Today, the structures that emerged alongside the development of literacy, are being challenged and replaced. The transition to a society that is based on digital media, with all that this implies, is revolutionary. We are constructing our identities in a totally new way. The impact of the shift we are experiencing will be in the long term greater than the changes that occurred in the pre-literate world as it made its transition to structures newly re-organised to accommodate changing social relationships.


  1. ABC Indigenous <http://www.abc.net.au/indigenous/>

  2. ABORIGINAL VICTORIA, <https://www.vic.gov.au/aboriginalvictoria.html> <https://twitter.com/AboriginalVic>

  3. Barayamal, <https://www.barayamal.com.au/>, Indigipreneur, <https://twitter.com/indigipreneur>

  4. Bruns, A 2009, “From Prosumer to Produser: Understanding User-Led Content Creation.” Paper presented at Transforming Audiences, London, 3-4 Sep. 2009., Retrieved December 2, 2017, <http://produsage.org/node/67>

  5. Bruns, A 2011, Awash in Stars, MP3 from Digital CD, Brightest Before Dawn, Creative Commons, Some Restrictions, Snurblog, <http://snurb.info/node/1628&gt;

  6. Creative Spirits, website <https://www.creativespirits.info/>, Facebook <https://www.facebook.com/creativespirits.info/> Twitter,<https://twitter.com/SpiritsCreative?lang=en>

  7. Gauntlett, D 2011, Media Studies 2.0, and Other Battles around the Future of Media Research, Kindle ebook

  8. Gauntlett, D 2011 Theory UK, Social theory for fans of popular culture. Popular culture for fans of social theory. <http://www.theory.org.uk/mediastudies2.htm>

  9. Distefano, C 2016, Be(ing) active: passive potatoes or productive produsers, <https://ceciliawritesblog.wordpress.com/2016/03/27/week-two-being-active-passive-potatoes-or-productive-produsers/ >retrieved November 30, 2017 citing Grinnell C, 2009, From Consumer to Prosumer to Produser: Who Keeps Shifting My Paradigm? (We Do!)’, (2009, p. 597) ,

  10. NACCHO, National Aboriginal Community Controlled Health< http://www.naccho.org.au/>

  11. Naughton,J 2008 Blogging and the emerging media ecosystem, <https://robertoigarza.files.wordpress.com/2008/11/art-blogging-and-the-emerging-media-ecosystem-naughton-2006.pdf>

  12. Ngakkan Nyaagu, <https://ngny.com.au/>, Twitter <https://twitter.com/NgakkanYa>

  13. Shut Youth Prisons Mparntwe, <https://shutyouthprisonsmparntwe.wordpress.com/>

  14. Smith, S and Watson, J 2013, Virtually Me, A Toolbox about Online Self-Presentation, in Poletti, A, & Rak, J (eds) 2013, Identity Technologies: Constructing the Self Online, University of Wisconsin Press, Wisconsin. Retrieved: 30 November 2017 <http://ebookcentral.proquest.com/lib/deakin/detail.action?docID=3445384.>

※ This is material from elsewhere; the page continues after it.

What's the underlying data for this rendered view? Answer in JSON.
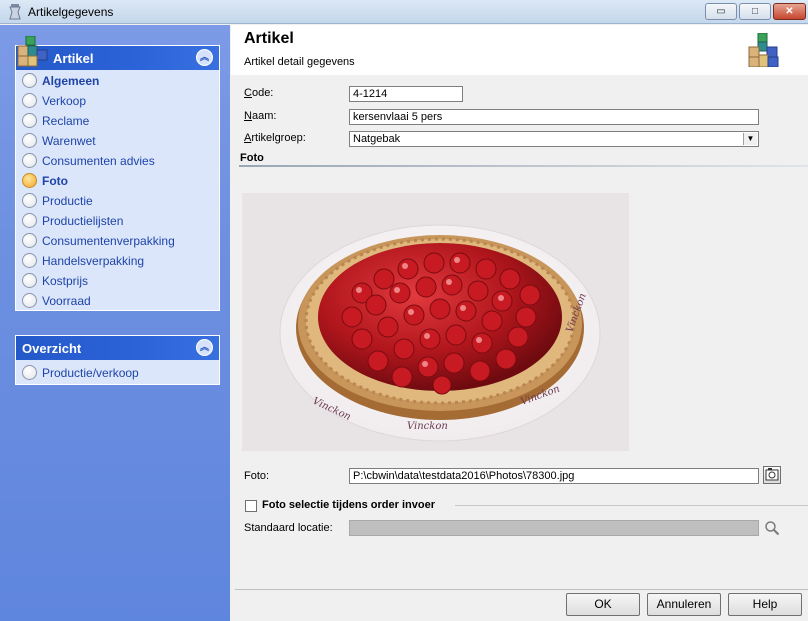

  15. Tatz C 1999 Genocide in Australia, Research Discussion Paper, by the Australian Institute of Aboriginal and Torres Strait Islander Studies, Retrieved December 2, 2017 <https://aiatsis.gov.au/sites/default/files/products/discussion_paper/tatzc-dp08-genocide-in-australia.pdf>

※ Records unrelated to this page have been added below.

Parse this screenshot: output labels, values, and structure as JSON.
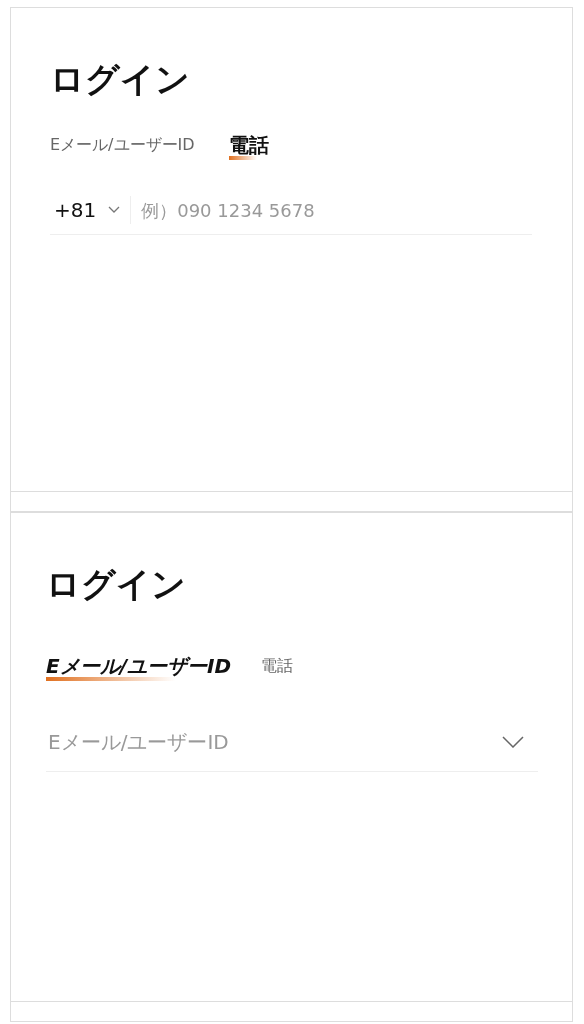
{
  "panels": [
    {
      "title": "ログイン",
      "tabs": [
        {
          "label": "Eメール/ユーザーID",
          "selected": false
        },
        {
          "label": "電話",
          "selected": true
        }
      ],
      "field": {
        "kind": "phone",
        "country_code": "+81",
        "placeholder": "例）090 1234 5678"
      }
    },
    {
      "title": "ログイン",
      "tabs": [
        {
          "label": "Eメール/ユーザーID",
          "selected": true
        },
        {
          "label": "電話",
          "selected": false
        }
      ],
      "field": {
        "kind": "account",
        "placeholder": "Eメール/ユーザーID"
      }
    }
  ]
}
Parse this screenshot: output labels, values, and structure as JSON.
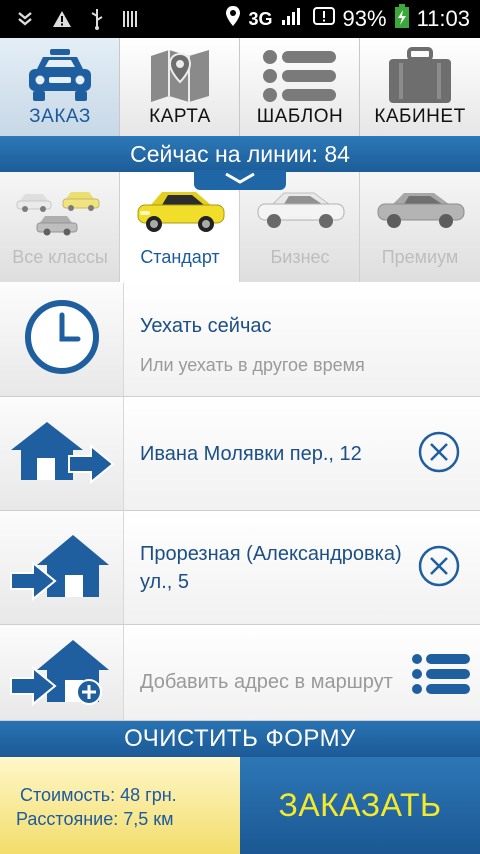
{
  "statusbar": {
    "network": "3G",
    "battery": "93%",
    "time": "11:03"
  },
  "nav": {
    "tabs": [
      {
        "label": "ЗАКАЗ",
        "icon": "taxi-car-icon",
        "active": true
      },
      {
        "label": "КАРТА",
        "icon": "map-icon",
        "active": false
      },
      {
        "label": "ШАБЛОН",
        "icon": "list-icon",
        "active": false
      },
      {
        "label": "КАБИНЕТ",
        "icon": "briefcase-icon",
        "active": false
      }
    ]
  },
  "online": {
    "text": "Сейчас на линии: 84"
  },
  "classes": [
    {
      "label": "Все классы",
      "icon": "multiple-cars-image",
      "active": false
    },
    {
      "label": "Стандарт",
      "icon": "yellow-car-image",
      "active": true
    },
    {
      "label": "Бизнес",
      "icon": "white-sedan-image",
      "active": false
    },
    {
      "label": "Премиум",
      "icon": "gray-sedan-image",
      "active": false
    }
  ],
  "form": {
    "time": {
      "title": "Уехать сейчас",
      "subtitle": "Или уехать в другое время"
    },
    "from": {
      "address": "Ивана Молявки пер., 12"
    },
    "to": {
      "address_line1": "Прорезная (Александровка)",
      "address_line2": "ул., 5"
    },
    "add": {
      "placeholder": "Добавить адрес в маршрут"
    }
  },
  "clear_form_label": "ОЧИСТИТЬ ФОРМУ",
  "summary": {
    "cost": "Стоимость: 48 грн.",
    "distance": "Расстояние: 7,5 км"
  },
  "order_label": "ЗАКАЗАТЬ",
  "colors": {
    "accent": "#1b5aa0",
    "order_text": "#f5ea2a",
    "price_bg": "#f2dd6b"
  }
}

  16. The Critical Media Project, ‘Key Concepts, Paragraph 2, The Critical Media Project.’ n.d .Retrieved November 29, 2017 < http://www.criticalmediaproject.org/about/key-concepts/ >

  17. Warlukurlangygu, Artists of Yuendumu, n.d. <https://warlu.com&gt;